## [HOW TO COMPLETE THIS TASK]
Where a line of the records holds the string "name", copy that line.

DATA RECORDS Start Marker

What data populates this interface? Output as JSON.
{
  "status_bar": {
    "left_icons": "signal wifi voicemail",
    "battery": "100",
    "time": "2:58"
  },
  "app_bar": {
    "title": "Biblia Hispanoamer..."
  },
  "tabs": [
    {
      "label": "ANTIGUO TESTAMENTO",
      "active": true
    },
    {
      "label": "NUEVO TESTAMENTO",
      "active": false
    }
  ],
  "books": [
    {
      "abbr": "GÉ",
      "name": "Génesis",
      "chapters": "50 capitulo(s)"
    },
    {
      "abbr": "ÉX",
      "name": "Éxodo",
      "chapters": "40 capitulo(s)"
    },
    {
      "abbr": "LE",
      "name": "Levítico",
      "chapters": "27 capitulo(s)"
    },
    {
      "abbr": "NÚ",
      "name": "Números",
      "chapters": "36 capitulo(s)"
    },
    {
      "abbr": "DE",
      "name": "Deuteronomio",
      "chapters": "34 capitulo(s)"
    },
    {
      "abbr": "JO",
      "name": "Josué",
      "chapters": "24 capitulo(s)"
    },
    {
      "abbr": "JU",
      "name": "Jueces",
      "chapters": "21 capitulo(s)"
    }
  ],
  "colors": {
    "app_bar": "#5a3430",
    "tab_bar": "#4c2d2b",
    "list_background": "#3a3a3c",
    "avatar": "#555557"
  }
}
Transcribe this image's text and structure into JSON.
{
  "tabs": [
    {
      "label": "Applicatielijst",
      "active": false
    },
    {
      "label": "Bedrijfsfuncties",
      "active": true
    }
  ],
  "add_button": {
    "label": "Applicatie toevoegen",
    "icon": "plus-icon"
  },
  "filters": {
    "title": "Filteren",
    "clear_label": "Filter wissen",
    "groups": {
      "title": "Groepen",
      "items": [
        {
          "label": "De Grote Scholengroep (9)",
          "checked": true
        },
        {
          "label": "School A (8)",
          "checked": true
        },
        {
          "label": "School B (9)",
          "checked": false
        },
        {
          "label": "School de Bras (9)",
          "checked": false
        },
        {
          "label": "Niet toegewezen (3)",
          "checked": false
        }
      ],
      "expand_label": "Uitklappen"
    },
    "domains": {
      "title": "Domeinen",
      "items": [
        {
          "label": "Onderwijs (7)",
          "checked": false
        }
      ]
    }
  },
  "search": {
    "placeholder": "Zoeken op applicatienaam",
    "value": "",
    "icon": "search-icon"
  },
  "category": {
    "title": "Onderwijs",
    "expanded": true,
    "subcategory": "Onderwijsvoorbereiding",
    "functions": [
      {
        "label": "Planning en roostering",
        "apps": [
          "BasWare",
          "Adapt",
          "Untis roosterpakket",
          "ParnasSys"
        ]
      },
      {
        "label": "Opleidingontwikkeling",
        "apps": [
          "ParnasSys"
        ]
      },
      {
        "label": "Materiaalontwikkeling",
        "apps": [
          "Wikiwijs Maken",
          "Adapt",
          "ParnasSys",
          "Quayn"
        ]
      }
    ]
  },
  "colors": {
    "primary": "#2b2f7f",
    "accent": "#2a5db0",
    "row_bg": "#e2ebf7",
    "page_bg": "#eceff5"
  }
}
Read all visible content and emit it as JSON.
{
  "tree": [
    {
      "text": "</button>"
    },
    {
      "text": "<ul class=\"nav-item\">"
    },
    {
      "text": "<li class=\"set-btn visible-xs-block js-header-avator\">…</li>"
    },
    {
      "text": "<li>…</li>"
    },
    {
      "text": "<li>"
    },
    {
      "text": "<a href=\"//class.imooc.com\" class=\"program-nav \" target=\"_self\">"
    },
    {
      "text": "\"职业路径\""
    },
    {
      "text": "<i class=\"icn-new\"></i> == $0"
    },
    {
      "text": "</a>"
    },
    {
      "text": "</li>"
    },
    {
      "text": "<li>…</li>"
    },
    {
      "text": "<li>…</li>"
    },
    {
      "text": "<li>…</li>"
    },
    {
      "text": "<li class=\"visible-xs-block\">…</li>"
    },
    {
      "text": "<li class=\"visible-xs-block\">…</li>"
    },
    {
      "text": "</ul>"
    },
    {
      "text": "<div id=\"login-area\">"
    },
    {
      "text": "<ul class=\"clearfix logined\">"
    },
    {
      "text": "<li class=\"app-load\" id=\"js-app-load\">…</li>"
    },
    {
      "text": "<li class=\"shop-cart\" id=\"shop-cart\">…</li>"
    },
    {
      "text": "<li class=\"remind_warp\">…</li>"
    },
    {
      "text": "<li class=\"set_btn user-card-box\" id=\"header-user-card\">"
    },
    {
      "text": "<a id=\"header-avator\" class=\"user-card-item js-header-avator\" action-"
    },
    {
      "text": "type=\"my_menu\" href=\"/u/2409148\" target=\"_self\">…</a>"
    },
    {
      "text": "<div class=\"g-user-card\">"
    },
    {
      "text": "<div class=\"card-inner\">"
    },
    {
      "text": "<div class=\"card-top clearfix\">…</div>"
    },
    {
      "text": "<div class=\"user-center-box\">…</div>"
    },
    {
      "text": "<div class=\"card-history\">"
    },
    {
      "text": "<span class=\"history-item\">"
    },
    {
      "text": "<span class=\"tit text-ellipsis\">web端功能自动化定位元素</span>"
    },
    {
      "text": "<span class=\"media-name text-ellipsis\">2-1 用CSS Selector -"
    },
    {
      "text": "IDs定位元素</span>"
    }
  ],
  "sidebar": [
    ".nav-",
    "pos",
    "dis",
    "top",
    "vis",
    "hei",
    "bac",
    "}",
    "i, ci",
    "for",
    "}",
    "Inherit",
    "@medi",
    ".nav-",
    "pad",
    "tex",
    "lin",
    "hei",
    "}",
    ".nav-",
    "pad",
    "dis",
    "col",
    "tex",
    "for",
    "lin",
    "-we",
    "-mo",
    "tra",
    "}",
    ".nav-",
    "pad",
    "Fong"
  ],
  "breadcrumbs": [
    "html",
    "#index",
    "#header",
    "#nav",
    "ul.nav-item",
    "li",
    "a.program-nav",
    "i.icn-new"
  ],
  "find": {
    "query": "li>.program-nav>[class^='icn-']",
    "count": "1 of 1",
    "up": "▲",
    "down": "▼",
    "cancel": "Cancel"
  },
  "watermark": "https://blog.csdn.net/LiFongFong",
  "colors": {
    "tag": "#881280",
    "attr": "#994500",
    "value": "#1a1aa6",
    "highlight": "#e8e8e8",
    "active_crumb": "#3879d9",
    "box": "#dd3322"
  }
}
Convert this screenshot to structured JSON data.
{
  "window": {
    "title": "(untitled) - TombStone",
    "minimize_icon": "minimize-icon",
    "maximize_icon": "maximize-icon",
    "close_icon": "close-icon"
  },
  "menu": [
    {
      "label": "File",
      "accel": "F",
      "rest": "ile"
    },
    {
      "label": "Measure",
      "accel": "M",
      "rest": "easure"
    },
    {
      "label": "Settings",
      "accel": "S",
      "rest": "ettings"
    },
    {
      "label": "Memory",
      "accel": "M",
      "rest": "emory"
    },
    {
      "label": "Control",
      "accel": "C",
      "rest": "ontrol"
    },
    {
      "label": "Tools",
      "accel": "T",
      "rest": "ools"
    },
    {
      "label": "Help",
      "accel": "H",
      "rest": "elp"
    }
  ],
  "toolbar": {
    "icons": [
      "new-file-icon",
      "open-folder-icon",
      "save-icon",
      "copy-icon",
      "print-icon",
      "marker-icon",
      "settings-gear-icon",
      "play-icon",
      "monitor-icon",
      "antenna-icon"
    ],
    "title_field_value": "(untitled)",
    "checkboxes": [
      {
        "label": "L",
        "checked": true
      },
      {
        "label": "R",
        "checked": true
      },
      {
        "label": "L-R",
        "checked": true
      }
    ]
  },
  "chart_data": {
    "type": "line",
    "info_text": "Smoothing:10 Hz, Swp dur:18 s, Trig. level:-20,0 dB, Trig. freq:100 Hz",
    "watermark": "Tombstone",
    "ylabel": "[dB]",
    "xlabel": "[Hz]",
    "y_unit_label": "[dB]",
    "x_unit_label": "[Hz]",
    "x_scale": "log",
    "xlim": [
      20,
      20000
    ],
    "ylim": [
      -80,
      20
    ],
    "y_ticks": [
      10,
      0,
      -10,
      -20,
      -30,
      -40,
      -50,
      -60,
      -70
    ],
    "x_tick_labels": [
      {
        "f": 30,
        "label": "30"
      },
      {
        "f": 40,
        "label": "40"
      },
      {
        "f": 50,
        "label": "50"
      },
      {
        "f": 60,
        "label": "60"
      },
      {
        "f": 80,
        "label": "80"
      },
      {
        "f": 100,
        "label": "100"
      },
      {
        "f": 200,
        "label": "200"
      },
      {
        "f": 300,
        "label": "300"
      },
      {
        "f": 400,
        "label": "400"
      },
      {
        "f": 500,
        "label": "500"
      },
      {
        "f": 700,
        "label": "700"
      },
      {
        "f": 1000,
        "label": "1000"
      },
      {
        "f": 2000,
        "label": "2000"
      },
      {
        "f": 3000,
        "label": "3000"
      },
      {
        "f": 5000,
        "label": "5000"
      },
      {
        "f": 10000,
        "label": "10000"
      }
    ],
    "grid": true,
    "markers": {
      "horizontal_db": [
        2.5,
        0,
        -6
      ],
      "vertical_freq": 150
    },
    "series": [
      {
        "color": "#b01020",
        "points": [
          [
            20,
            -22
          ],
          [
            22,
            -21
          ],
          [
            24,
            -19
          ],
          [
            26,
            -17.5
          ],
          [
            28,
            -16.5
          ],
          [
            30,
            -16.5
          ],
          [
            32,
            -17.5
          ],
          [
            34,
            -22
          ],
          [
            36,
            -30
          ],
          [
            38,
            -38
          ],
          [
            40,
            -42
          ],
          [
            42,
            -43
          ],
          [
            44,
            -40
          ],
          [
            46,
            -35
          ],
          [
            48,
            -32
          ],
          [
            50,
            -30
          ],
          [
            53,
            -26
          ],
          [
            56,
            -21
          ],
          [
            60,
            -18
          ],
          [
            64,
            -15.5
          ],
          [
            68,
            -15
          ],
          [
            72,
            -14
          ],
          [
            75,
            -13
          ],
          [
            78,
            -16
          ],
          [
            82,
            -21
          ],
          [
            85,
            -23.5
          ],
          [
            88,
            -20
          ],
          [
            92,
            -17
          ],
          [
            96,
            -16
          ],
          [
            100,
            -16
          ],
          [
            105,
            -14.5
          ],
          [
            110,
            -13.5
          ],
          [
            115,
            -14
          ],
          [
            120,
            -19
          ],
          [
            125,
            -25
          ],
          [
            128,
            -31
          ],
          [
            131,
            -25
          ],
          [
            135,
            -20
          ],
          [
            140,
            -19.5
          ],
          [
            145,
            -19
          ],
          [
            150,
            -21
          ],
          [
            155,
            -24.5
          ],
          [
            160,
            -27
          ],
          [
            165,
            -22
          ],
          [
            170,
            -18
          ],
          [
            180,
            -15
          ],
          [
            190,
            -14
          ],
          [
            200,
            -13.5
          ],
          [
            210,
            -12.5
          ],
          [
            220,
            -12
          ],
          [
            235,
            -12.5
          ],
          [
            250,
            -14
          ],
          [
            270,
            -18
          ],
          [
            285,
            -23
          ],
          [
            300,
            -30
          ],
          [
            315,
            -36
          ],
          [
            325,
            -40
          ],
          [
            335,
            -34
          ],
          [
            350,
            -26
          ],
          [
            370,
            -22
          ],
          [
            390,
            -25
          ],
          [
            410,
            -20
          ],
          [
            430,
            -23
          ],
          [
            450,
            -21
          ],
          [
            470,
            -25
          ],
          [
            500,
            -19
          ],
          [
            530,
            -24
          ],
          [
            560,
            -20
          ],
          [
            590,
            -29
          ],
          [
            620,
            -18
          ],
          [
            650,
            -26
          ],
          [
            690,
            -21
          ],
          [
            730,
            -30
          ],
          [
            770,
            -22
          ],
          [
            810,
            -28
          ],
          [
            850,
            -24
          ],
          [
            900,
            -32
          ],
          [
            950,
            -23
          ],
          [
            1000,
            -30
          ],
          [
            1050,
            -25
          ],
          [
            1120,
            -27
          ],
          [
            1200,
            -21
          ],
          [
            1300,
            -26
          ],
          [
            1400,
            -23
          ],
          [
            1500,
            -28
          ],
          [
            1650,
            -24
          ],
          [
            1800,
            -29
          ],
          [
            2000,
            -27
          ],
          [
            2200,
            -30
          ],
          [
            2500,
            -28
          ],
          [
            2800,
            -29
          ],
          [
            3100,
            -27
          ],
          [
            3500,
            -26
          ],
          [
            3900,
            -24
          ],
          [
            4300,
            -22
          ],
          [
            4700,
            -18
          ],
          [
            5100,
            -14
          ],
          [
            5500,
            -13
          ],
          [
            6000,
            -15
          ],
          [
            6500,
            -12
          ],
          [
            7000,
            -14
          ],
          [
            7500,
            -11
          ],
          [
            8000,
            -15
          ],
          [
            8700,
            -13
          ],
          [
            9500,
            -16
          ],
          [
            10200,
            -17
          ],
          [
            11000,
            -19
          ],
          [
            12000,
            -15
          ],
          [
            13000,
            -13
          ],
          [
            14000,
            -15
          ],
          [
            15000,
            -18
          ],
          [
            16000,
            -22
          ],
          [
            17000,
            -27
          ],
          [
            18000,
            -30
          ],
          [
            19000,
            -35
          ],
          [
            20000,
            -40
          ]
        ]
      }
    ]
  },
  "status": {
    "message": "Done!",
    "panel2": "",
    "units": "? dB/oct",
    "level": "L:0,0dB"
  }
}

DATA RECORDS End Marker

## [RESPONSE TO THE EXERCISE]
      "name": "Génesis",
      "name": "Éxodo",
      "name": "Levítico",
      "name": "Números",
      "name": "Deuteronomio",
      "name": "Josué",
      "name": "Jueces",
      "text": "<span class=\"media-name text-ellipsis\">2-1 用CSS Selector -"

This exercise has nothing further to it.